▶ [Exercise requirements]:
Determine which lines of the records include the word "from", and copy them.

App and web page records

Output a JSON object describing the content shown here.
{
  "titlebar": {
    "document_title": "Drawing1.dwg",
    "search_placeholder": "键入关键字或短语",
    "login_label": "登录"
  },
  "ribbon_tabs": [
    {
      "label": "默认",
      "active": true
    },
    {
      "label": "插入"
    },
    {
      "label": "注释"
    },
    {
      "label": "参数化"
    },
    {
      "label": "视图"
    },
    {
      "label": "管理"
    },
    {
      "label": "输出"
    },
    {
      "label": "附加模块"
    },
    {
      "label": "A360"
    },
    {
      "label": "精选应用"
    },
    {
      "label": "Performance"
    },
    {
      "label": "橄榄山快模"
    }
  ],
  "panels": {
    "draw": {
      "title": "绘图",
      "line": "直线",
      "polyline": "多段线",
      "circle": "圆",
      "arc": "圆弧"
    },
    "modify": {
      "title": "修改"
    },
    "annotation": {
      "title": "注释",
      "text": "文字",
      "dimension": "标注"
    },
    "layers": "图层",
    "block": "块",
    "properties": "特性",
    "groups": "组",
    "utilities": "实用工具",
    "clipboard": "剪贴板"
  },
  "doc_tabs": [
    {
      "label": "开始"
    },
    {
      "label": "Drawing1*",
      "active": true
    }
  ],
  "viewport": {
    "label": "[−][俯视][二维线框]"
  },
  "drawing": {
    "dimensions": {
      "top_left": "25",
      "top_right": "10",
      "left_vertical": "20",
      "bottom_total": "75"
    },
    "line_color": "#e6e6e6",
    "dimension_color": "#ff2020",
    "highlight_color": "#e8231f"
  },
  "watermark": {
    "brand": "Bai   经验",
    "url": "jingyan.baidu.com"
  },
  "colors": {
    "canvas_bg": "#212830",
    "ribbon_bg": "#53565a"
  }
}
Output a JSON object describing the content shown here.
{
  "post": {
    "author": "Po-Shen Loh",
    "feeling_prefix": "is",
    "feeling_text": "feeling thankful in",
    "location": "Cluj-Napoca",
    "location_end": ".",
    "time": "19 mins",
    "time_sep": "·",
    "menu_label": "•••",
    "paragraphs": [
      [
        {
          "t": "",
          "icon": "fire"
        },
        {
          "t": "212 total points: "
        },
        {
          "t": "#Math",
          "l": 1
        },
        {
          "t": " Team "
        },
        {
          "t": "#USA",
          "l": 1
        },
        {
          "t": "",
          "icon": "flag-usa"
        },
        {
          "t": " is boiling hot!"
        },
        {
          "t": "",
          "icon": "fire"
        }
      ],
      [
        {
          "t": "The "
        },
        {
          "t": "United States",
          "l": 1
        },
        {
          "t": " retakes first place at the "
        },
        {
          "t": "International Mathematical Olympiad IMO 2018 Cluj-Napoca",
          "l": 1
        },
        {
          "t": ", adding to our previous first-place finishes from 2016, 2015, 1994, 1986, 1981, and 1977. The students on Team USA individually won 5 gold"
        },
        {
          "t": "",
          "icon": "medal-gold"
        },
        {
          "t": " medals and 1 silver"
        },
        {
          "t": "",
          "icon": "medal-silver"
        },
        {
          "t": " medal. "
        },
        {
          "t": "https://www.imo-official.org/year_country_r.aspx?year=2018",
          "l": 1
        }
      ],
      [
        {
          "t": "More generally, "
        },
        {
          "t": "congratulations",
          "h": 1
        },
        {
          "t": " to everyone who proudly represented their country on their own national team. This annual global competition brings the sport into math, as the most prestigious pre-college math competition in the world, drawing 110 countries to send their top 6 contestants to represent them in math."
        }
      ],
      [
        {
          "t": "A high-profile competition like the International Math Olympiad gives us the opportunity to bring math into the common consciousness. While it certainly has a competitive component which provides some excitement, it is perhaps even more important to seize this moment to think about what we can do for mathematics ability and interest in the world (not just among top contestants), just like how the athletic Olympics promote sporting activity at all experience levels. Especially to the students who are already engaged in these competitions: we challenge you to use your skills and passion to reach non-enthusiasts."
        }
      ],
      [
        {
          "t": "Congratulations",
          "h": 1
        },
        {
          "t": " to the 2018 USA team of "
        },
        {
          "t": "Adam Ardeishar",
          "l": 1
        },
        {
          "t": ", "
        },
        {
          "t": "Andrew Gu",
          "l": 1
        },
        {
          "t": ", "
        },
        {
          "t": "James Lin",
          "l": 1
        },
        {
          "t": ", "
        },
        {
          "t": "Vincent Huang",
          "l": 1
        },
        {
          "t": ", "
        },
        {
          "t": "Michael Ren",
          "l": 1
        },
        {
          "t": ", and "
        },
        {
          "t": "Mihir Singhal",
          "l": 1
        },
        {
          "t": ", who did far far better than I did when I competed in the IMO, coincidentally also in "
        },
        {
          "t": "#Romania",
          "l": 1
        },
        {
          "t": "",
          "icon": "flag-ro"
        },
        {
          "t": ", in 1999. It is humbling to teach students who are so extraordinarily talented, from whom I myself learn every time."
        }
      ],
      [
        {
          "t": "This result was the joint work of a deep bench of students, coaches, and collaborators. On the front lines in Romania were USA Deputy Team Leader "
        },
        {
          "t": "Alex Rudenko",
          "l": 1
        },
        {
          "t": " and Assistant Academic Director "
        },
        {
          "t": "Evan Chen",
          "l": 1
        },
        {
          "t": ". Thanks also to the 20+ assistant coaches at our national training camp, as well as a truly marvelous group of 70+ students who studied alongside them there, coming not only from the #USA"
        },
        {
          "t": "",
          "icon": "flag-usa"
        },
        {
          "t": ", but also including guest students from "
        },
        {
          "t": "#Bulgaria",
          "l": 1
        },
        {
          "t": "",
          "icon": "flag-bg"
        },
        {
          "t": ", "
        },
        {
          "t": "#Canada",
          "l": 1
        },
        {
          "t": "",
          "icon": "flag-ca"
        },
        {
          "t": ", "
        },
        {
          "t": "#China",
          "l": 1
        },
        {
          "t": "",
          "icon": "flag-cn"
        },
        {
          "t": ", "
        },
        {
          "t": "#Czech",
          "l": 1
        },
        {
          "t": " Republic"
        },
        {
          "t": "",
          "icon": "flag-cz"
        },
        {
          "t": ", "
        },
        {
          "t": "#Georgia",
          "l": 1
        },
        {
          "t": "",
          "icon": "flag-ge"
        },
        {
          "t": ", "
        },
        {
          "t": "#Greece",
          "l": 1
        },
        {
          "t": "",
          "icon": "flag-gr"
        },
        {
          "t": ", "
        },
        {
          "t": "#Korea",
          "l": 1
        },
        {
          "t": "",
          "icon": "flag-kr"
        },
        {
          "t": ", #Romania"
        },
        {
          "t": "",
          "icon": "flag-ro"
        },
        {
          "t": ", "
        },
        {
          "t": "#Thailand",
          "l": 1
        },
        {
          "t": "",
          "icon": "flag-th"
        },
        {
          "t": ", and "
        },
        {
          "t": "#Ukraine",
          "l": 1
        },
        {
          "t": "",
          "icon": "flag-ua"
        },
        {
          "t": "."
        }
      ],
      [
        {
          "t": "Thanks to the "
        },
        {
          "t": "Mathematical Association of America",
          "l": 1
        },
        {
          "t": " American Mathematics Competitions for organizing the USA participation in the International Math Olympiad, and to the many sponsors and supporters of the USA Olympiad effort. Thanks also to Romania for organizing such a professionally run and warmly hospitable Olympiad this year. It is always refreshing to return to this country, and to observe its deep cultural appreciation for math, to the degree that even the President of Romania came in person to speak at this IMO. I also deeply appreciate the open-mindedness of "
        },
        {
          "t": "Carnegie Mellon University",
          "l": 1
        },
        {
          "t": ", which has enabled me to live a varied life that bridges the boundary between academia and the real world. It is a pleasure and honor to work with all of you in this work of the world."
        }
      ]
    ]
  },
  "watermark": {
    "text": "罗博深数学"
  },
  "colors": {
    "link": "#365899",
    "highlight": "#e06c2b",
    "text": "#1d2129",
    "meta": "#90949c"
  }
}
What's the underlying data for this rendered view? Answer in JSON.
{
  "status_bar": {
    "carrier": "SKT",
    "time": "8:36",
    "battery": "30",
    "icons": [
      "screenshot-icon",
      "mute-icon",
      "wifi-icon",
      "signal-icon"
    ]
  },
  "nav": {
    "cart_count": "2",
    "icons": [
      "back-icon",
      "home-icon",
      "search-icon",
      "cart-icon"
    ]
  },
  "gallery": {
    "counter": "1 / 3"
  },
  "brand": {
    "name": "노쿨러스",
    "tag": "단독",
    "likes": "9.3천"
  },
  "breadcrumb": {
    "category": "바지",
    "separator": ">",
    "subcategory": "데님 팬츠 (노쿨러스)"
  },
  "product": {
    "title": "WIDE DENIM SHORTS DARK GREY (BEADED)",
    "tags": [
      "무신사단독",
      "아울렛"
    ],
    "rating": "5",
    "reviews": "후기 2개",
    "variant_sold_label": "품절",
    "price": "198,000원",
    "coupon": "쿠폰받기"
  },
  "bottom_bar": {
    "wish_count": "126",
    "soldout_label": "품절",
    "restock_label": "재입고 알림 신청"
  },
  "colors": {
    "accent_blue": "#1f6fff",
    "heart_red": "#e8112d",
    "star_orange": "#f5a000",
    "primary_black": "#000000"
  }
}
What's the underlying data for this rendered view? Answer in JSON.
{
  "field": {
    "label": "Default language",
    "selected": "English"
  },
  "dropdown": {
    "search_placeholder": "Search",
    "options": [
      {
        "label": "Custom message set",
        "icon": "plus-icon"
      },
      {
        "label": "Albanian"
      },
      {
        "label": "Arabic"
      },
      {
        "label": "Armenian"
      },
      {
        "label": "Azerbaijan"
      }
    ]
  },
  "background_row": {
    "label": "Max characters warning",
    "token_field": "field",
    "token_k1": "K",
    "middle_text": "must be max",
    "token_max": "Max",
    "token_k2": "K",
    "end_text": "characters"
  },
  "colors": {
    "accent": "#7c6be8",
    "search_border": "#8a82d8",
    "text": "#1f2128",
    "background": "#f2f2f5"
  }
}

▶ [Answer box]:
          "t": ", adding to our previous first-place finishes from 2016, 2015, 1994, 1986, 1981, and 1977. The students on Team USA individually won 5 gold"
          "t": ", in 1999. It is humbling to teach students who are so extraordinarily talented, from whom I myself learn every time."
          "t": ". Thanks also to the 20+ assistant coaches at our national training camp, as well as a truly marvelous group of 70+ students who studied alongside them there, coming not only from the #USA"
          "t": ", but also including guest students from "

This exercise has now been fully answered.